The nurses had preconceived notions of people who contracted HIV. “Then they met my mother – sweet, gentle and kind,” said Joemy.
Yoko transformed the medical staff ‘s perception from stereotypes to understanding that all people were susceptible to the virus.
Before Yoko died at age 44 in 1988 and Allen in 1990 at the age of 47, the couple decided to loan their collection to Clark College. They were confident that the college would appreciate the art and it would be safe and loved.
“Clark was the first place my father thought of. He knew the college would display the art and take care of it. It was a natural fit to have the art at Clark College,” said Joemy.
In the decades that have passed since the art first came to campus, Joemy has been pleased with the caring attention the college has given the collection. “The art has been beautifully maintained, it looks wonderful on campus, particularly the ‘Naga Spore’ piece outside of the library,” she said.
A different take
Thirteen pieces of the collection came to the college including a three-panel painting by Jay Backstrand called “There was a Crippled Man” that hangs in the eLearning entrance near Cannell Library. A portrait of Yoko dressed in a kimono with her koto and Allen in the background with one of the family’s dogs greets students as they enter the library’s breezeway. Additionally, a sculpture titled “Fruit Pole” by local artist Joanne Peekema is one of several Peekema pieces located on campus that brighten otherwise empty spaces.
“Art enhances the physical space of the college,” said Phil Sheehan, Clark’s director of information technology and a member of the college’s art selection committee. “If it creates a little controversy I like that too, because art stretches people’s horizons.” Sheehan fears that if Clark College didn’t have visual art the walls would be covered with inspirational posters or remain blank and lifeless.
When Allen Gates worked at Clark in the mid-1970s, he joined forces with Richard Stensrude, a 25-year art professor and designer of Clark’s most recognizable featureâ€”the Chime Tower, to raise private funds to purchase the sculpture called “The Guardian” that stands between the south facing Penguin Union Building and Andersen Fountain. They worked directly with artist James Lee Hansen to secure the piece, and later Allen bought Hansen’s “Naga Spore #2” for his personal collection.
Acquiring art collections is rare. The college has vast white spaces on campus that could be livened up with paintings, drawings, sculpture or other visual art, according to Sheehan.

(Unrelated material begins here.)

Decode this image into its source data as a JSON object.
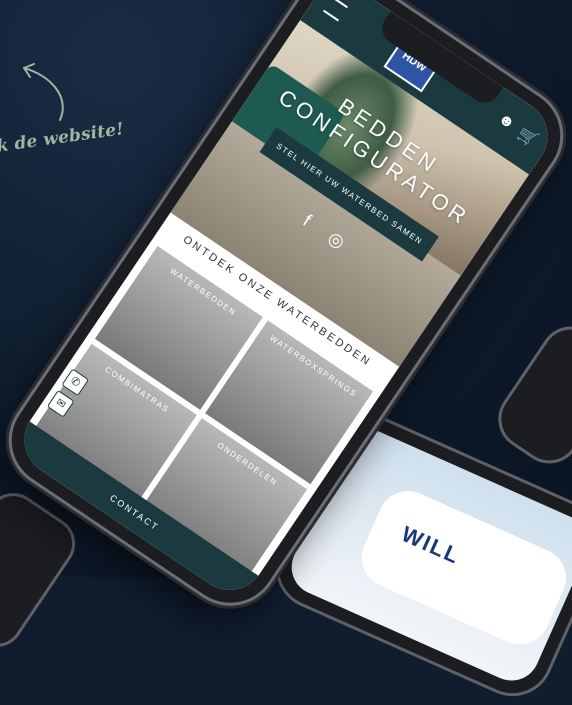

The college is always open to talking with collectors or artists about displaying their art or accepting a donation. The display of art helps Clark College foster a diverse college community by easing ethnic, racial and cultural divides, he said.
This year, a part of the Ito-Gates collection will return to Joemy as she and her husband prepare to start a family.
“It is important to me that our children grow up around the artwork my parents collected as it is a reflection of grandparents they will never have the opportunity to meet. Just as my parents instilled a love for creativity, beauty and art in me, I want to pass that on to my children,” she said.
Leaving will be “Alpha Delta Foxtrot,” an aluminum piece by local artist Tom Morandi, the Joanne Peekema sculpture, the portrait and several canvases.
Joemy has donated several pieces to Clark including “Naga Spore #2,” a ceramic sculpture by Gary Smith, the welded steel “Table III” by Lee Kelly, and two paintings by Suzanne Duryea. These will continue to give us pause while we wonder what the artist was thinking or dreaming.